Phase Boundary

The phase boundary describes the narrow band of material that is being heated by the microwave radiation at a time. A common misconception with microwave energy is a limited depth of penetration. At the frequency of a common microwave oven, 2.45 GHz, microwaves will penetrate into rock containing hydrocarbons and water only a few inches or centimeters. The power is coupled into this area because of the high permittivity values for water and hydrocarbons. Once the water and hydrocarbons are removed, then the permittivity for most types of rocks is very low, so microwave energy couples into the adjacent rock beyond deplete rock region, heats this region, liquefies or vaporizes the hydrocarbons, and then continues to migrate outward into the rock–hence the term migrating phase boundary.

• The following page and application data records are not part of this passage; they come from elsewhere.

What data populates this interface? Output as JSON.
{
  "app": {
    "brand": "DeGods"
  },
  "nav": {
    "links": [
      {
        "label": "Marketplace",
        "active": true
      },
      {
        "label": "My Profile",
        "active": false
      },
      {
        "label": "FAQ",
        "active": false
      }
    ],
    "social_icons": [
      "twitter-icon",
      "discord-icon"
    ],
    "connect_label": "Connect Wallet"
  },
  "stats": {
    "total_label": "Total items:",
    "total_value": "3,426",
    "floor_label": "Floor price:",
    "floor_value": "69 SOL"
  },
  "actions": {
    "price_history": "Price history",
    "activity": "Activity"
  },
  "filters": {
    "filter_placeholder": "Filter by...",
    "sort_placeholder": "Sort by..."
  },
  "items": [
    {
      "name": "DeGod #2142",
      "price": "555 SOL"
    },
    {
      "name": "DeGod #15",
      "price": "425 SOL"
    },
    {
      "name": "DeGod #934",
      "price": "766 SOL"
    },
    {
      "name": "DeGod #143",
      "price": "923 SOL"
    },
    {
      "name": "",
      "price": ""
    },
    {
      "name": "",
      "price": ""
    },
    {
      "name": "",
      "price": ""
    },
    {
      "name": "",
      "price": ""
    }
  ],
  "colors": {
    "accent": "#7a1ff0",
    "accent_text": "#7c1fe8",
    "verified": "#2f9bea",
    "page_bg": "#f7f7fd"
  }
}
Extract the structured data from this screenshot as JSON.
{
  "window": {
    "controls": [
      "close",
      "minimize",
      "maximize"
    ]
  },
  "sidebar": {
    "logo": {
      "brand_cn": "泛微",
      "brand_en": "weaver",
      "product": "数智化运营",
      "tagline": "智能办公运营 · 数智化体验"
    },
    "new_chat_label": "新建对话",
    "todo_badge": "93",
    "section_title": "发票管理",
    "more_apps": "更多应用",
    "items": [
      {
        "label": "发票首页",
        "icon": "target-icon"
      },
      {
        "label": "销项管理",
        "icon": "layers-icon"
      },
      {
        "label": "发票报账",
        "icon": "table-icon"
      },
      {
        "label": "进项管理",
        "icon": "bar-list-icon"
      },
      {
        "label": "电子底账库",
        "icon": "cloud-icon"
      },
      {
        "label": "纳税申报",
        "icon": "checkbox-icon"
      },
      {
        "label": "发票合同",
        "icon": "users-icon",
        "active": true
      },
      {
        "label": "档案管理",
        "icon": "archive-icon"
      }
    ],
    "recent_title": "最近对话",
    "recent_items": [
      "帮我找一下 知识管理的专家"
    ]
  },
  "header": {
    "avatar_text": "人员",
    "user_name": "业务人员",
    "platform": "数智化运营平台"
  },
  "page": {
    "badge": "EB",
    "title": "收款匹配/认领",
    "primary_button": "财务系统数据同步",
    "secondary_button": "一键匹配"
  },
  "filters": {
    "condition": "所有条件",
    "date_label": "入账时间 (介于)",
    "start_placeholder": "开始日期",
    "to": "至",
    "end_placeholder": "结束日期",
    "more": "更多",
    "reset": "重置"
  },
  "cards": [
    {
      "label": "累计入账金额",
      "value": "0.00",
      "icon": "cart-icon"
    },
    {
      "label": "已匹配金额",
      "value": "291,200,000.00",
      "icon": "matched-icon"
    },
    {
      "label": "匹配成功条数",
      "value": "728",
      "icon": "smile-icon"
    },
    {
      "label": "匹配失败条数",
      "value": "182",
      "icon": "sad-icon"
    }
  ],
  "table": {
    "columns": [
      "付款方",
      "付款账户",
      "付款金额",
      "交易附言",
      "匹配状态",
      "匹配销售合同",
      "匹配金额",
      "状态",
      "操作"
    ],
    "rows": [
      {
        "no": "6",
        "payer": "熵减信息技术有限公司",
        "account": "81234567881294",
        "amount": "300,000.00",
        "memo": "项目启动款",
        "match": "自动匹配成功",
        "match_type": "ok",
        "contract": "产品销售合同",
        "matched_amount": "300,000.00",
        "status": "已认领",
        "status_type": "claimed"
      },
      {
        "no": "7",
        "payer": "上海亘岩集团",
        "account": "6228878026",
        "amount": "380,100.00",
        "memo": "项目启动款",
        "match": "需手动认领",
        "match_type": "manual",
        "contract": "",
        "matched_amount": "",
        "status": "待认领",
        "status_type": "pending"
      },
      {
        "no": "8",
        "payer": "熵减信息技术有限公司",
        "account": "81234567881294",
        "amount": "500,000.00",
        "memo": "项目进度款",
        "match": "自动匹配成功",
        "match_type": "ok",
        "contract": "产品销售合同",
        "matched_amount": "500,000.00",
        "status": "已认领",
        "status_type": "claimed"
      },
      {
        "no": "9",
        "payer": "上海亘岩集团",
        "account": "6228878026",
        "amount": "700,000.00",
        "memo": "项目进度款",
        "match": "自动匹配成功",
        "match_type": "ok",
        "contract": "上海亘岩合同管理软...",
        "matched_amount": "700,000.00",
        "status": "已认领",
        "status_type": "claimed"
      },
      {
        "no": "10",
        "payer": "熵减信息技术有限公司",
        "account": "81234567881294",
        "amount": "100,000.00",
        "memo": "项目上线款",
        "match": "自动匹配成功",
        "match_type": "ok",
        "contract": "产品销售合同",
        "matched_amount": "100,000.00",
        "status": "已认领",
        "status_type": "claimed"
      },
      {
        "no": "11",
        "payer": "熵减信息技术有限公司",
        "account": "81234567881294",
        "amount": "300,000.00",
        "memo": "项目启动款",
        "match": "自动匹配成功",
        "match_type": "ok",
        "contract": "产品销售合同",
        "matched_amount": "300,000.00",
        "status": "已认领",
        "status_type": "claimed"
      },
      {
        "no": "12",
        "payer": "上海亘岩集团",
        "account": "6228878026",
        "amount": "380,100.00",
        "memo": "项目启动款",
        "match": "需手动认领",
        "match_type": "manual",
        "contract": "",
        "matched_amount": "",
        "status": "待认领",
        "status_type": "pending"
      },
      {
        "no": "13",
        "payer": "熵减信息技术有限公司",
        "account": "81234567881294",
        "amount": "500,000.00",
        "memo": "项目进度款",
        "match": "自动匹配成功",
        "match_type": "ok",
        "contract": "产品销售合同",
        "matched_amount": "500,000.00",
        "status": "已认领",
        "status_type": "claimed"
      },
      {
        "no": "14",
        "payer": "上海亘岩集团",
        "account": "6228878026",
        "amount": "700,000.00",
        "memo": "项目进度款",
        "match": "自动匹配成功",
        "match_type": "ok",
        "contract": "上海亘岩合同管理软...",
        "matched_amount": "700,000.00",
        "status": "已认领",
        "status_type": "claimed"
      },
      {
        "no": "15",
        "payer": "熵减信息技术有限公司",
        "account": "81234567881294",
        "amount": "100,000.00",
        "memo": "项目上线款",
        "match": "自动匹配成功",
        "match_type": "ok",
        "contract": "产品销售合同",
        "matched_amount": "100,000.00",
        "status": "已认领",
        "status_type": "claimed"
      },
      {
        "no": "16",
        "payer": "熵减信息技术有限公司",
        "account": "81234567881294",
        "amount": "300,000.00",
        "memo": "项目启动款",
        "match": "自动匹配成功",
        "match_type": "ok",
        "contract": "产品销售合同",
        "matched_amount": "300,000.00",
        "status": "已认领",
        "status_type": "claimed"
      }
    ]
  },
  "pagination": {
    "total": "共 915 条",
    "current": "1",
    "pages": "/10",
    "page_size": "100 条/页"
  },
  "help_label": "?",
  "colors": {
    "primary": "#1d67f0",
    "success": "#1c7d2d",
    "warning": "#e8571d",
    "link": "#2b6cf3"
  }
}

Based on careful measurements of the background permittivity of rock, it is possible for the migrating phase boundary to reach distance of 25 meters or greater.